Major Drywall Price Increase Coming
When materials and labor make up the bulk of your construction costs, and you receive a letter from your manufacturers and suppliers explaining that a major increase is on the way, you are likely to take a deep breath before you decide what to do about it. (You should probably take a deep one now before reading the rest of this story)
After you read the letter and the anger fades, questions emerge. Are they serious? Will it stick? Are all of the suppliers following suit? Then you have to look at what you will do, and you will ask more questions including: will you pass 100% of the costs to your clients and customers, will you pass on part of it to them, or will you decide that it is wise to absorb all of those costs? You will also likely look at a number of factors like whether the changes apply to everyone in the industry or just one segment like residential or commercial.

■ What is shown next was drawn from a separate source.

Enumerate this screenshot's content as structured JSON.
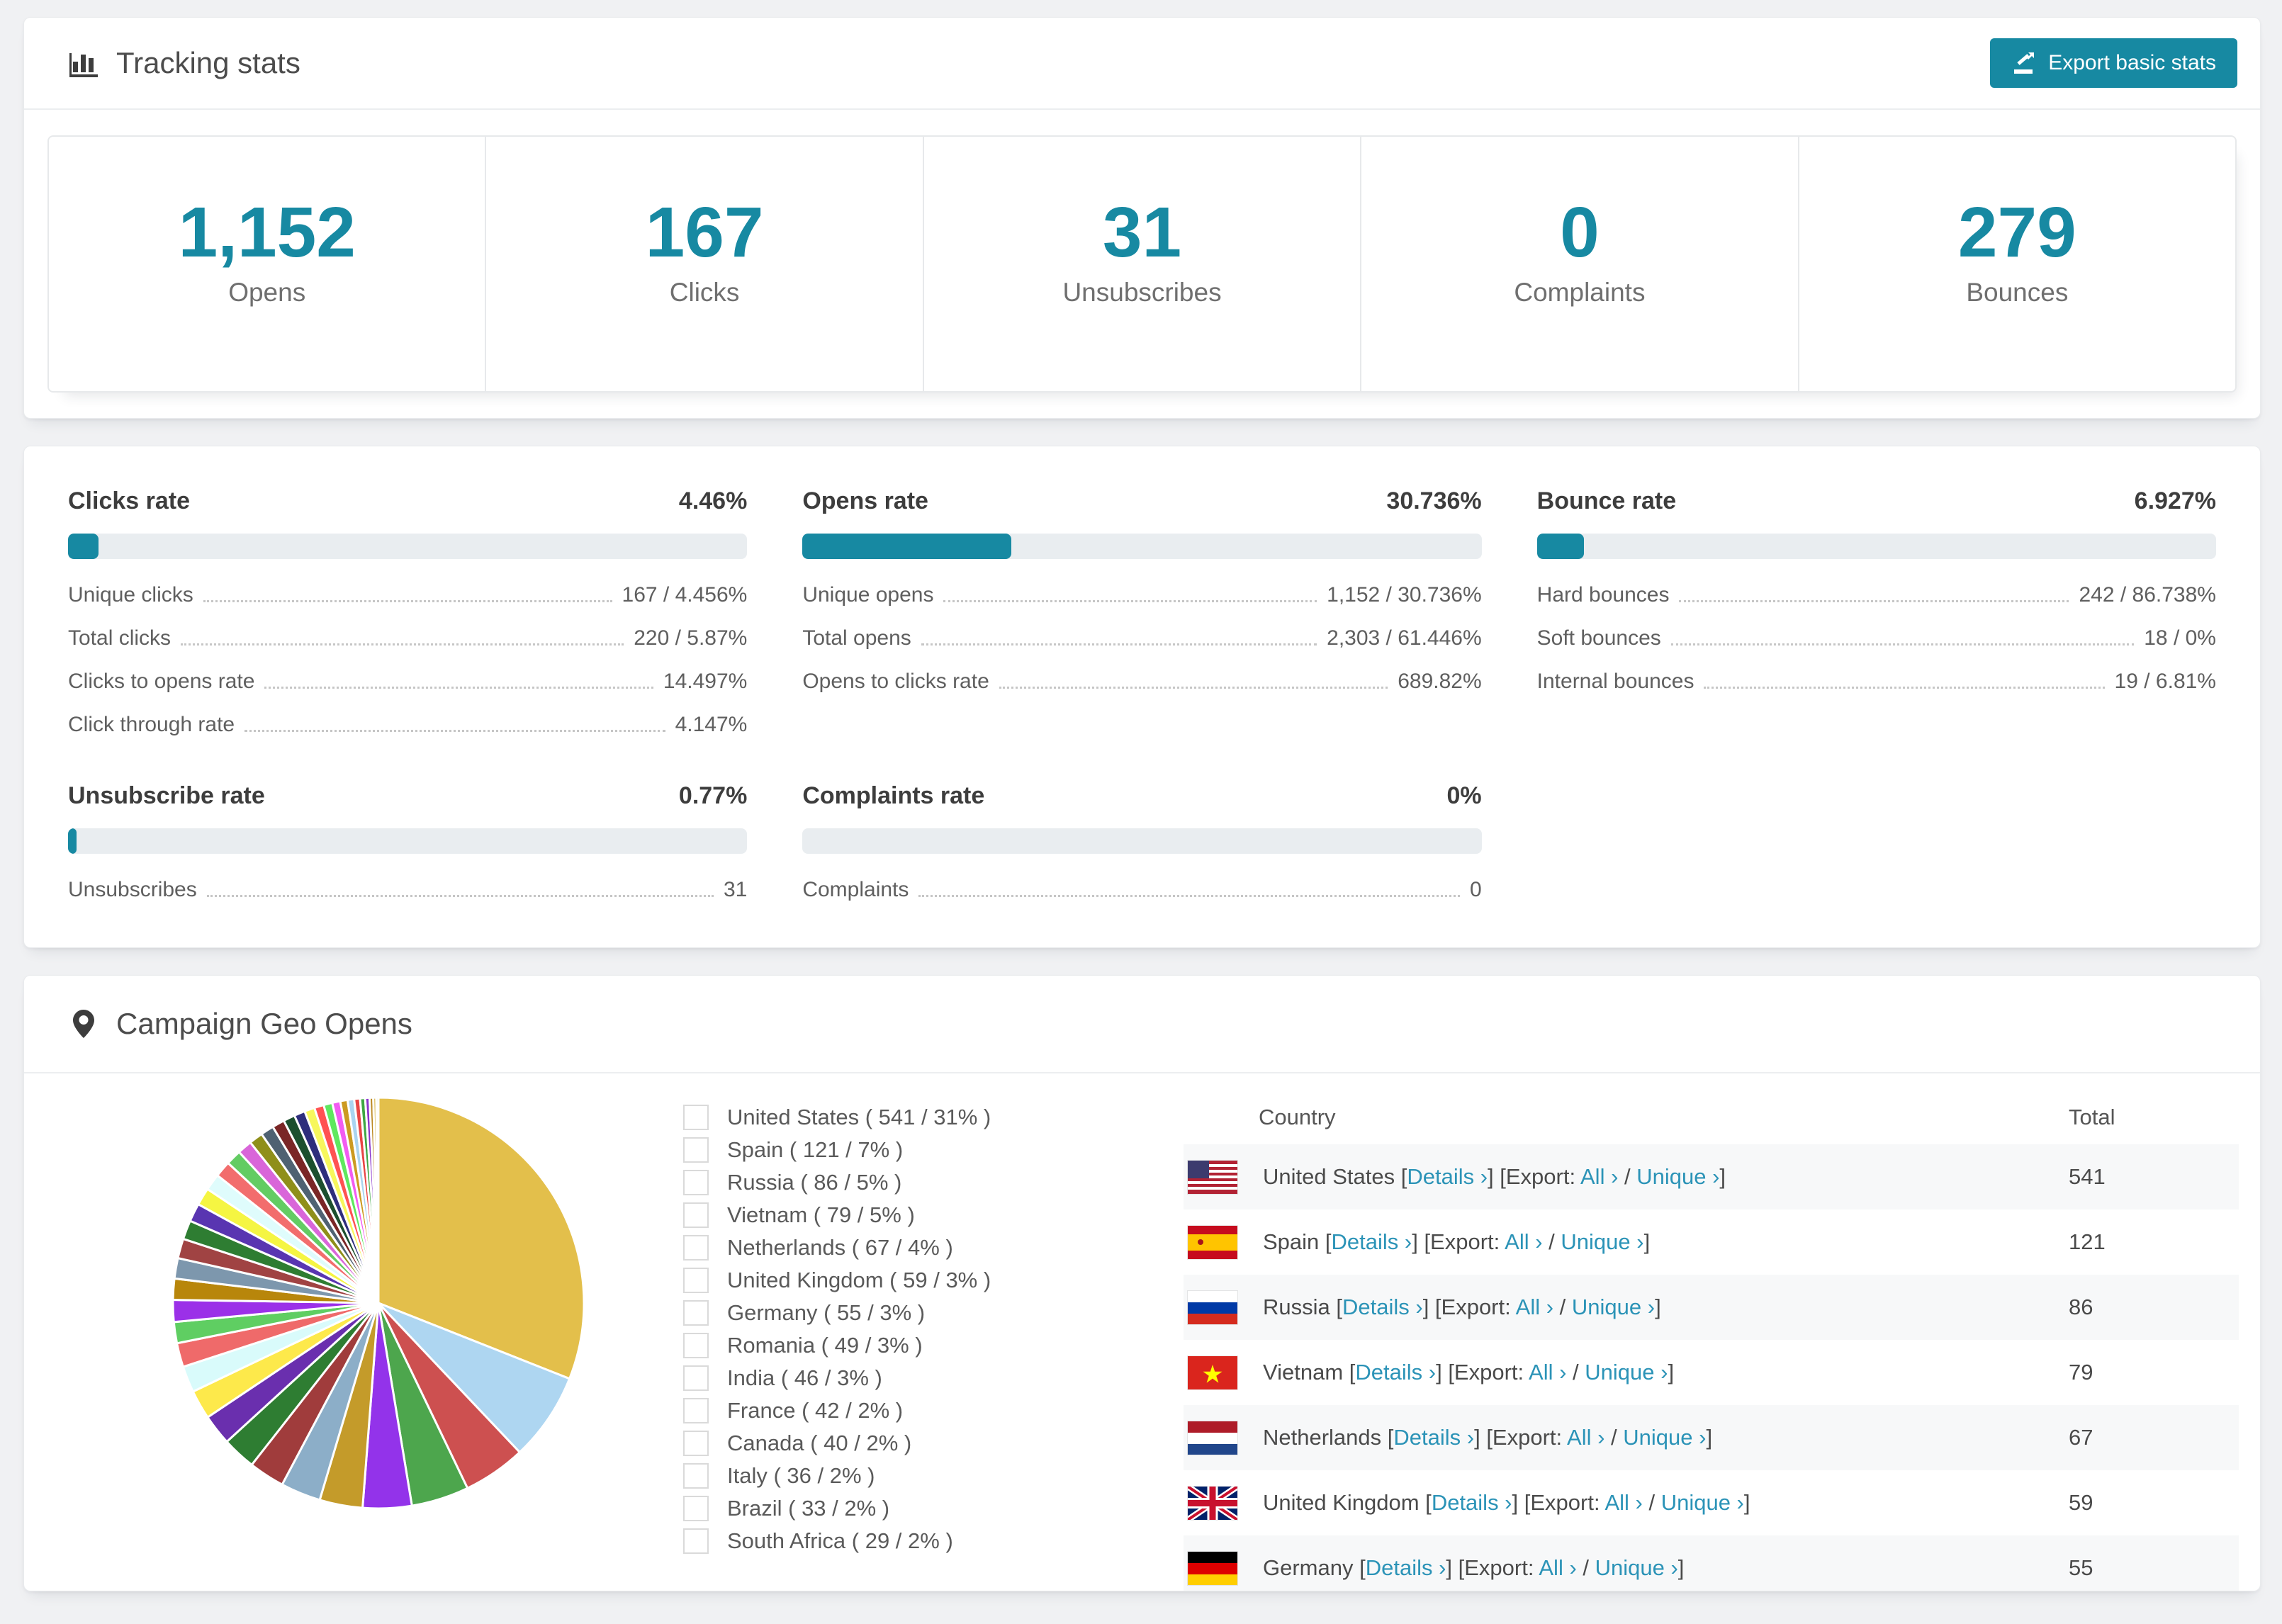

That is the situation facing the drywall subcontractors in the US right now. The manufacturers have sent out letters explaining the fact that they will institute a 25% to 30% price increase across the board effective January 2, 2013 and that the new price will be in effect for all of 2013.
Talk about the other shoe dropping. This increase comes on top of a 30% increase last year. No small issue for the residential drywall subcontracting industry, where materials comprise 45% of their cost.
The recession shut down the residential construction industry for the last two years while the banks foreclosed, the market slowed and jobs were peeled away like the layers of an onion. The drywall manufacturers reacted to the slow down by laying off production workers and closing down plants.
The economy and the housing industry are now showing signs that they are in the early stages of the turnaround. While that improvement bodes well for the industry, the reduced capacity and supplies have led to a major price increase that has ripple effects throughout the construction industry. The time to alert your customers is now.
What are you doing to address this price increase?